Additionally, even if the aforementioned provision was perceived as foreseeable, it would still raise concerns regarding its stricto sensu proportionality with the legitimate aim pursued. The fact that the measure does not allow the dismissal of the unvaccinated persons concerned, but rather imposes the more moderate measure of suspension, is encouraging (on the unlawfulness of dismissals on ground of non-vaccination with the ECHR, see here), as it brings to mind the attention that the ECtHR paid in Vavřička to the moderate intensity of the sanctions, through which compulsory vaccination is indirectly imposed (para. 293). Furthermore, the fact that during their suspension, the unvaccinated persons can – albeit with considerable difficulty – seek employment in sectors not covered by the vaccination duty is reminiscent of the Court’s dictum in Vavřička, where the ECtHR noted that the needs of children, who, due to the compulsory vaccination measure, could not be enrolled in nursery school, could be covered by alternative options, although these required considerable effort and expenses on behalf of their parents (para. 307).
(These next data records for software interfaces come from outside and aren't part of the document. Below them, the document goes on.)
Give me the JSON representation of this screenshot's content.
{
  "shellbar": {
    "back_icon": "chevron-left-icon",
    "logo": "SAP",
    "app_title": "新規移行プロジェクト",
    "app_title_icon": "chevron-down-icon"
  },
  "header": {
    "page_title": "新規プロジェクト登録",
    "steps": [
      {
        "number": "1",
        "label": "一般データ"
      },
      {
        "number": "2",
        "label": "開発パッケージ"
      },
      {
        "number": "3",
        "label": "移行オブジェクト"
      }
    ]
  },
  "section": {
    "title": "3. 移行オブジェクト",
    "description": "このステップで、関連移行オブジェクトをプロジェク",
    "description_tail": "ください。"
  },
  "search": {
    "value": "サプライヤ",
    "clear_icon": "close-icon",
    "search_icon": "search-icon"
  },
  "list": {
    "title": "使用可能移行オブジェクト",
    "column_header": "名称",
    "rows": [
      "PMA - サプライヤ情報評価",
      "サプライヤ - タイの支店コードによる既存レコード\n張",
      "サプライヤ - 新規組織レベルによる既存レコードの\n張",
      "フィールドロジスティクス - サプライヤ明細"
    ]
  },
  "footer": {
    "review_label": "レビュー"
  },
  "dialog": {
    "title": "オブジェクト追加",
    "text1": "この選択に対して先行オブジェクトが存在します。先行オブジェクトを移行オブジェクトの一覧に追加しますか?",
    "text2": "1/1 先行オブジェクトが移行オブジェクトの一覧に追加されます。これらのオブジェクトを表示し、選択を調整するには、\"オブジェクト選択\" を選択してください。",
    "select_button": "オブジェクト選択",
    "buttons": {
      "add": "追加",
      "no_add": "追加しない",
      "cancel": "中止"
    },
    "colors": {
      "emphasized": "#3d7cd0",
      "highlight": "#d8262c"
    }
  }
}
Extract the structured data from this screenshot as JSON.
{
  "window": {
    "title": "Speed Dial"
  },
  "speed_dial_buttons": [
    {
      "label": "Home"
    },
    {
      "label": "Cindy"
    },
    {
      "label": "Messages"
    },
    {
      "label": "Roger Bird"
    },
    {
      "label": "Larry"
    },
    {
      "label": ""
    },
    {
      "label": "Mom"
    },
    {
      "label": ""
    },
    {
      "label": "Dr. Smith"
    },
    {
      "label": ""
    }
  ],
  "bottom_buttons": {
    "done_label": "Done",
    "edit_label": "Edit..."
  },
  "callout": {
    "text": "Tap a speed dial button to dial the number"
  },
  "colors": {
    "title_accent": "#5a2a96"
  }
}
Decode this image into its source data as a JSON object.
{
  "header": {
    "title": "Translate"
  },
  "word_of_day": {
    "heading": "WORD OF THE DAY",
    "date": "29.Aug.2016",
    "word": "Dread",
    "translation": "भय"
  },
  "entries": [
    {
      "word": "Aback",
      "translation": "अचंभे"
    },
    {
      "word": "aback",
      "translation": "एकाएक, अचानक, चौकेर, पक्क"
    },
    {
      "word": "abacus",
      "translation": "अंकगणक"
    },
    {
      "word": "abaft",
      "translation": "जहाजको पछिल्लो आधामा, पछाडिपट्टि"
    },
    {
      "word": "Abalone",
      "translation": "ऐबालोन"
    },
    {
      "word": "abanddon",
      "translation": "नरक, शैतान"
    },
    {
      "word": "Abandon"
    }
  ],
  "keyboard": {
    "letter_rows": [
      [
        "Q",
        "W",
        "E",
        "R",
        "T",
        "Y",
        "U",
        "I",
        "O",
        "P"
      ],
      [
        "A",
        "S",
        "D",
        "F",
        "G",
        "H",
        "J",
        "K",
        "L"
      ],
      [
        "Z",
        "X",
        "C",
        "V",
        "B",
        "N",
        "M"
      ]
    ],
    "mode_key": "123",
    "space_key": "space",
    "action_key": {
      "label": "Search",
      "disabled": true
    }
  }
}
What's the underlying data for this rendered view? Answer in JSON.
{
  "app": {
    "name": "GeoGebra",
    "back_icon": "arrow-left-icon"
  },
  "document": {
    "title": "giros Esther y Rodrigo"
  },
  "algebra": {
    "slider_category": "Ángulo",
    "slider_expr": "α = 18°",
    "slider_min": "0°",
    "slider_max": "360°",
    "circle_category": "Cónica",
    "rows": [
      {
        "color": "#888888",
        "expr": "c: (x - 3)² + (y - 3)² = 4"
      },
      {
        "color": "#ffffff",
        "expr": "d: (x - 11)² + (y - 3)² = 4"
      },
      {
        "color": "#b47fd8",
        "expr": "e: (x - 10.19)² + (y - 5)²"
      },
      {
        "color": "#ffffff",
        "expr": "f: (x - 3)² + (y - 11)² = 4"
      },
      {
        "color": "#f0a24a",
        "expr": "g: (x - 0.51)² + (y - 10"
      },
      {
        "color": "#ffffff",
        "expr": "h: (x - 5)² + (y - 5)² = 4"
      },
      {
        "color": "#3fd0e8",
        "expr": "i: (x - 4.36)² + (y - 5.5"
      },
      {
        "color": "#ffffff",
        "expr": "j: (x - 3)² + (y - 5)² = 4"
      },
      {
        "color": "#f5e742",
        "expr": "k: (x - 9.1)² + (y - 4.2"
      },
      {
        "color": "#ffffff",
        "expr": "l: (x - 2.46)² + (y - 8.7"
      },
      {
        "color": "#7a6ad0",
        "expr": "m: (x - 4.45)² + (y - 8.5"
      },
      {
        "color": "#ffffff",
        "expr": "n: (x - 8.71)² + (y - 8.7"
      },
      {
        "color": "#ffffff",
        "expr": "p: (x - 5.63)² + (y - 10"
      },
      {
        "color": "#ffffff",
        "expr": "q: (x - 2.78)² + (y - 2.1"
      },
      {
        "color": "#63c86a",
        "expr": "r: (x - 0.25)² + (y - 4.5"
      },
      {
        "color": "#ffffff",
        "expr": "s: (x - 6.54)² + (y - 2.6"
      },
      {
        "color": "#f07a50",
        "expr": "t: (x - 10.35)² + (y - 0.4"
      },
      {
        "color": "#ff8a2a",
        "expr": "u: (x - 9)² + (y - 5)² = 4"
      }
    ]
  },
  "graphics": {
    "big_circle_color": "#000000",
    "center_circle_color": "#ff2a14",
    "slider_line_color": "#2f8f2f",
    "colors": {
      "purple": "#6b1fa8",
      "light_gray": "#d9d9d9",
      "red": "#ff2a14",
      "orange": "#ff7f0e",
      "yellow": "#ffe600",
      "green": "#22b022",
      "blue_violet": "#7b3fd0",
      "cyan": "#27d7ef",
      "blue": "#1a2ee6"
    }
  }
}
However, given the absence of a foreseeable time-limit with regard to the suspensions, the latter seem to be akin to indirect dismissals. The ECtHR’s favourable view of compulsory vaccinations in Vavřička was influenced by the fact that the means through which it was implemented were of protective nature and of moderate intensity; they were limited in effect and in time (paras. 306-307). In this sense, a measure that indefinitely suspends employees, who refuse to get vaccinated, cannot be perceived as protective or moderate, as the dismissal’s effects are permanent and of absolute (rather than moderate) intensity. In other words, the measure’s nature seems more punitive than protective and, thus, its stricto sensu proportionality is highly questionable. Additionally, the lack of waivers in the case of conscience objections renders – in line with the analysis of the previous section – the measure more problematic.
As applications regarding the compatibility of Law No. 4820/2021 with the ECHR are now pending before the ECtHR, the issue will be sooner or later addressed by the court itself. However, since the applicants have not claimed a breach of ECHR Article 9 (but opted for basing their complaints about the measure on ECHR Articles 2, 3, 4, 5, 6, 8 and 14 instead) a clearer answer as to compulsory vaccinations’ compatibility therewith will be further delayed.